Computer Sound Interface When a TNC is used, the computer is simply a terminal that accesses the TNC. The TNC does all of the data processing that is specific to Packet Radio use, and it also handles all of the audio Input / Output functions and logic. By using a Computer Sound Interface and appropriate software, the dedicated hardware TNC is not needed. Most computers in use since the late 1990’s have plenty of processing power available to handle all of the Digital Signal Processing (DSP) needed for Amateur Packet Radio, as well as many other two way radio data modes.
Computer Sound Interface Modern Computer Sound Interface hardware can easily and accurately (usually) interpret and produce audio signals that can be used with various radio data modes. A simple interface is needed between the computer and radio, so that the data can be transferred back and forth between the computer and radio, corresponding to the transmit and receive requirements of the RF data channel. This interface just needs to handle the data (audio) and PTT control. Often DC isolation is also implemented to ensure that DC voltages that might be present on each of the Computer and Radio connections do not interfere with each other.
Computer Sound Interface Simple block diagram What would be different with a basic TNC instead?
The software piece of the puzzle On Windows Platforms, the AGWPE software, from SV2AGW, provides lower level application support for Sound Card Interfaces and TNCs. This includes support for multiple devices simultaneously, and networking of these devices. On Linux platforms, the Soundmodem software, used with Linux AX.25 software, provides lower level application support for Sound Card Interfaces. This includes support for multiple devices simultaneously, and networking of these devices.
How does it work on the radio? How do we put data on a voice radio? Frequency Shift Keying Frequency Shift Keying is a concept that identifies a set of methods that can be used for the transmission of digital Binary data. There are a number of Frequency Shift Key methods and related technologies. Here we are only addressing two of those transmission methods. The first shares the same name as the overall concept, Frequency Shift Keying, but in this case is a specific type of transmission method. The second method addressed is Audio Frequency Shift Keying.
Frequency Shift Keying Audio frequency-shift keying (AFSK) is a modulation technique by which digital data is represented by changes in the frequency (pitch) of an audio tone, yielding an encoded signal suitable for transmission via radio or telephone. Normally, the transmitted audio alternates between two tones: one, the "mark", represents a binary one; the other, the "space", represents a binary zero. AFSK is the most commonly used modulation type on Amateur Packet Radio networks. It is normally used at slower speeds, up to about 2400bps. FSK modulates the FM carrier frequency, instead of an audio signal. It is normally used at speeds up to about 19,200bps
AX.25 Data Protocols The basic data protocols are detailed in the AX.25 specifications. Support for the AX.25 protocols in each of the TNC or Computer Sound Interfaces allows for communication compatibility between devices.

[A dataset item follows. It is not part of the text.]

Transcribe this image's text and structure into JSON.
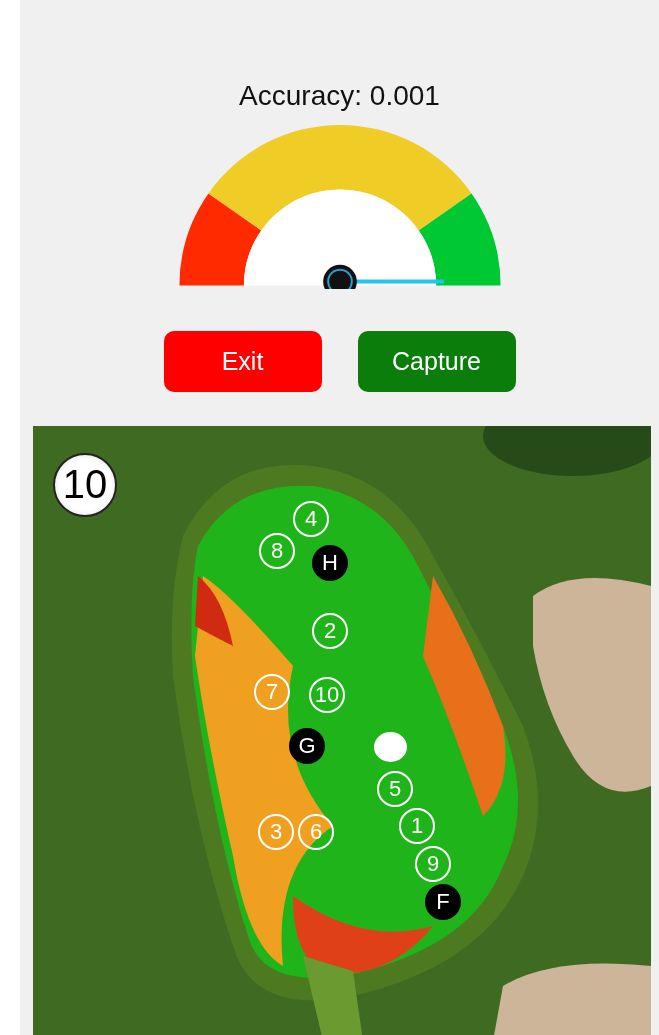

The details of this are well beyond the scope of this presentation. There is more information here:
How should WE use Packet? All of the different uses of Packet Radio technologies addressed in this presentation are being used in different parts of the Central Florida area. Orange County ARES has the ability to work with all of these Packet Radio systems. Basic Packet using Packet BBS systems and Packet terminals is the preferred use. This includes use of SEDAN too. The State EOC primarily monitors SEDAN and D-RATS.